(Component data from apps and pages)
----
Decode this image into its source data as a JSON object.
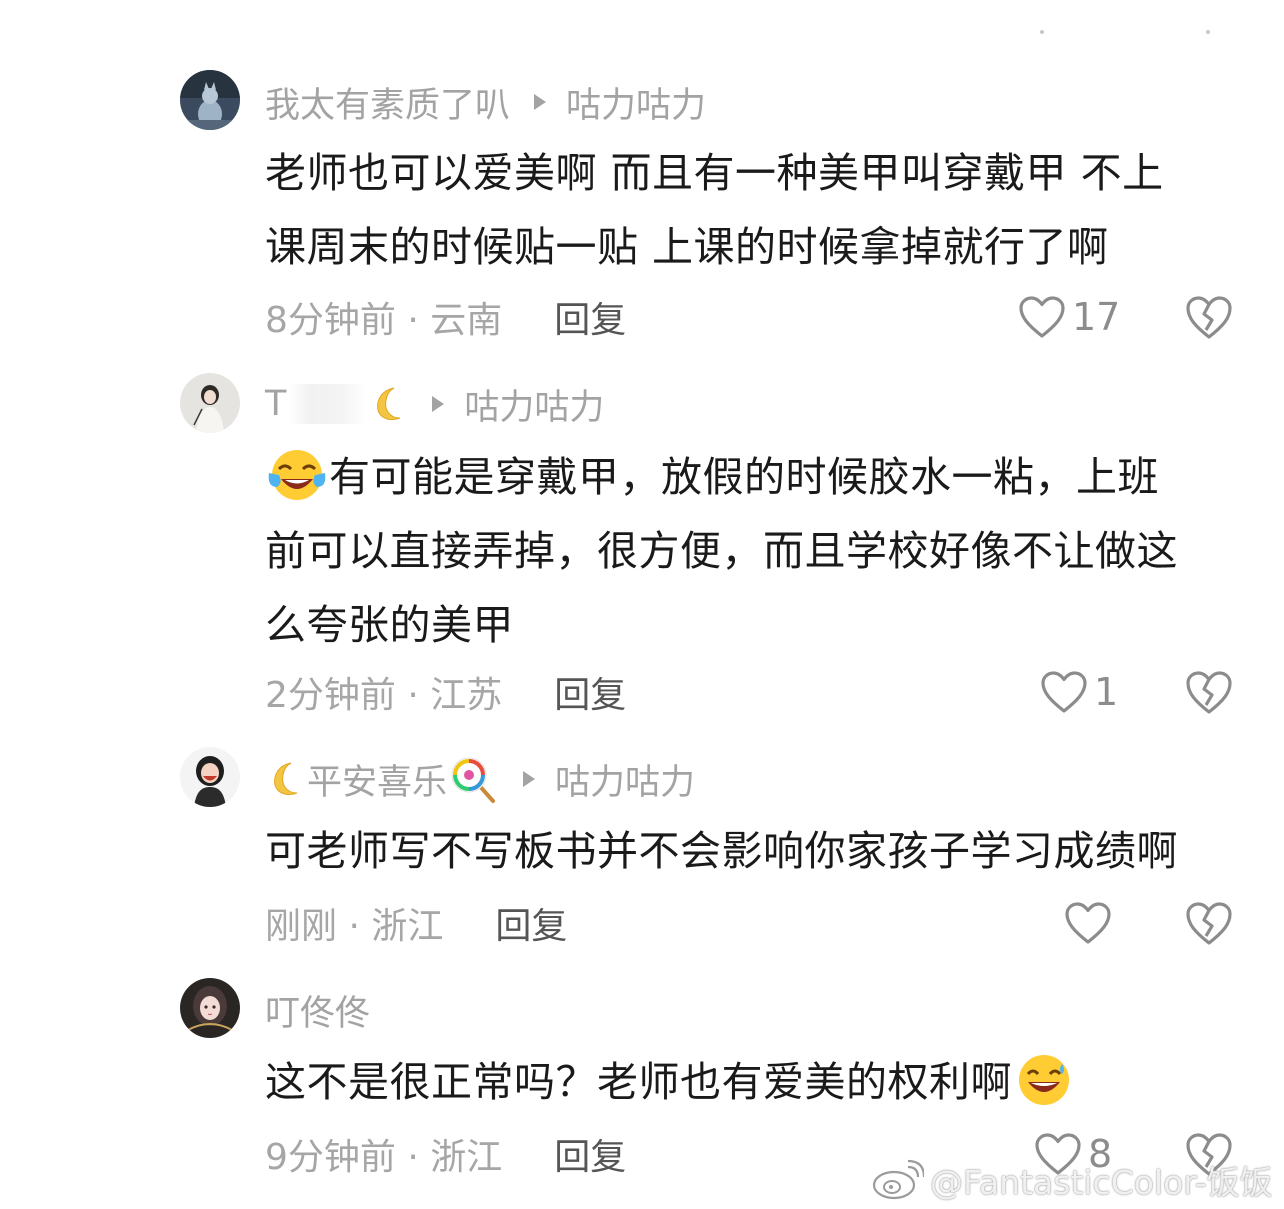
{
  "comments": [
    {
      "username": "我太有素质了叭",
      "reply_to": "咕力咕力",
      "content_lines": [
        "老师也可以爱美啊 而且有一种美甲叫穿戴甲 不上",
        "课周末的时候贴一贴 上课的时候拿掉就行了啊"
      ],
      "time_location": "8分钟前 · 云南",
      "reply_label": "回复",
      "likes": "17",
      "avatar_icon": "cat-statue-avatar"
    },
    {
      "username_prefix": "T",
      "username_suffix_emoji": "crescent-moon-icon",
      "reply_to": "咕力咕力",
      "content_lines": [
        "有可能是穿戴甲，放假的时候胶水一粘，上班",
        "前可以直接弄掉，很方便，而且学校好像不让做这",
        "么夸张的美甲"
      ],
      "content_leading_emoji": "tears-of-joy-emoji",
      "time_location": "2分钟前 · 江苏",
      "reply_label": "回复",
      "likes": "1",
      "avatar_icon": "girl-figure-avatar"
    },
    {
      "username": "平安喜乐",
      "username_prefix_emoji": "crescent-moon-icon",
      "username_suffix_emoji": "lollipop-icon",
      "reply_to": "咕力咕力",
      "content_lines": [
        "可老师写不写板书并不会影响你家孩子学习成绩啊"
      ],
      "time_location": "刚刚 · 浙江",
      "reply_label": "回复",
      "likes": "",
      "avatar_icon": "cartoon-woman-avatar"
    },
    {
      "username": "叮佟佟",
      "content_lines": [
        "这不是很正常吗？老师也有爱美的权利啊"
      ],
      "content_trailing_emoji": "grinning-squint-emoji",
      "time_location": "9分钟前 · 浙江",
      "reply_label": "回复",
      "likes": "8",
      "avatar_icon": "anime-girl-avatar"
    }
  ],
  "watermark": "@FantasticColor-饭饭",
  "colors": {
    "text_primary": "#1a1a1a",
    "text_secondary": "#a3a3a3",
    "reply_button": "#555555",
    "icon_gray": "#8c8c8c"
  }
}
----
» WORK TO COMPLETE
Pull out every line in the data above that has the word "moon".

» PROBLEM SOLUTION
      "username_suffix_emoji": "crescent-moon-icon",
      "username_prefix_emoji": "crescent-moon-icon",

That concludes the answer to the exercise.